Breaking News

Wind limits bird count

Photo submitted by Andrew Godsalve
Mountain Chickadee

Masha Scheele

Participation in Hinton’s 33rd bird count saw a record high this year despite strong winds that kept bird numbers down.

In Hinton, 1,350 birds and 29 species were spotted on Dec. 26, which was an average count for Hinton. Last year’s Hinton count was the third highest on record with 2,184 birds and 34 species.

Coordinator of the project, Beth MacCallum, stated that some exciting observations on the Hinton Count included 10 Cassin’s Finch by Ethel Blinkhorn and three Evening Grosbeak by Wayne and Marilyn Campbell. 

“These birds, once common before 2003 are much reduced in recent years and are becoming an unusual sighting for the Hinton count,” MacCallum noted.

Other interesting observations included one Mountain Chickadee, five Bald Eagles, one Northern Pygmy-Owl, and three Steller’s Jays. For the first time in 33 years of the Hinton Christmas Bird Count, Pine Grosbeak were not sighted on count day although one was observed during count week.

MacCallum also visited the regional landfill that day, which helped to keep the common raven count high. 

In Brule, 235 birds and 21 species were spotted during that count, compared to last year’s 798 birds. 

The 2019 count in Brule was the lowest since 2010 when 187 birds were counted. High winds also kept the count of small birds down. No new species were recorded but MacCallum noted the count included two adult and two young Trumpeter Swans at Pocahontas. 

A Northern Pygmy-Owl by Greg Slatter, a Great Gray Owl by Frank Allen and a Black-backed Woodpecker by Greg Slatter were also sighted on the Brule count.

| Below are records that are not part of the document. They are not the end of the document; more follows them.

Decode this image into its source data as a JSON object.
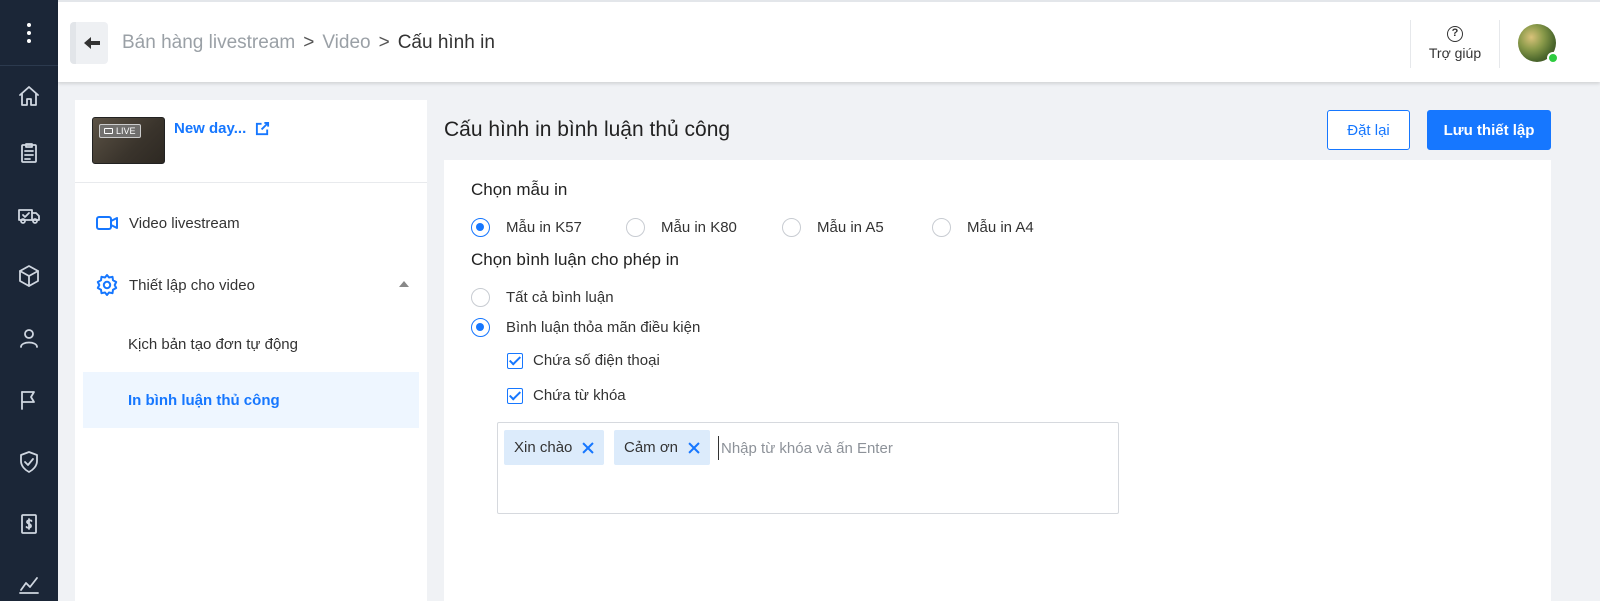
{
  "breadcrumb": {
    "items": [
      "Bán hàng livestream",
      "Video",
      "Cấu hình in"
    ],
    "separator": ">"
  },
  "header": {
    "help_label": "Trợ giúp",
    "help_icon": "?"
  },
  "sidebar": {
    "video": {
      "title": "New day...",
      "badge": "LIVE"
    },
    "items": [
      {
        "label": "Video livestream"
      },
      {
        "label": "Thiết lập cho video"
      },
      {
        "label": "Kịch bản tạo đơn tự động"
      },
      {
        "label": "In bình luận thủ công"
      }
    ]
  },
  "main": {
    "title": "Cấu hình in bình luận thủ công",
    "reset_label": "Đặt lại",
    "save_label": "Lưu thiết lập",
    "template_section": {
      "title": "Chọn mẫu in",
      "options": [
        "Mẫu in K57",
        "Mẫu in K80",
        "Mẫu in A5",
        "Mẫu in A4"
      ],
      "selected": "Mẫu in K57"
    },
    "comment_section": {
      "title": "Chọn bình luận cho phép in",
      "options": [
        "Tất cả bình luận",
        "Bình luận thỏa mãn điều kiện"
      ],
      "selected": "Bình luận thỏa mãn điều kiện",
      "conditions": [
        {
          "label": "Chứa số điện thoại",
          "checked": true
        },
        {
          "label": "Chứa từ khóa",
          "checked": true
        }
      ],
      "keywords": [
        "Xin chào",
        "Cảm ơn"
      ],
      "keyword_placeholder": "Nhập từ khóa và ấn Enter"
    }
  },
  "colors": {
    "accent": "#1677ff",
    "rail": "#1b2637",
    "active_bg": "#eef6ff"
  }
}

Counts are entered on the Audubon website but the local counts aren’t visible yet to the public. Forty-two people participated in the Hinton birdcount and 17 took part in Brule. That data is collected locally by MacCallum and entered into a national database called Audubon to help assess winter bird population trends across North America.

The bird count has been part of North American culture for 120 years as the longest-running citizen science census. For more info on the count or to see last year’s data go to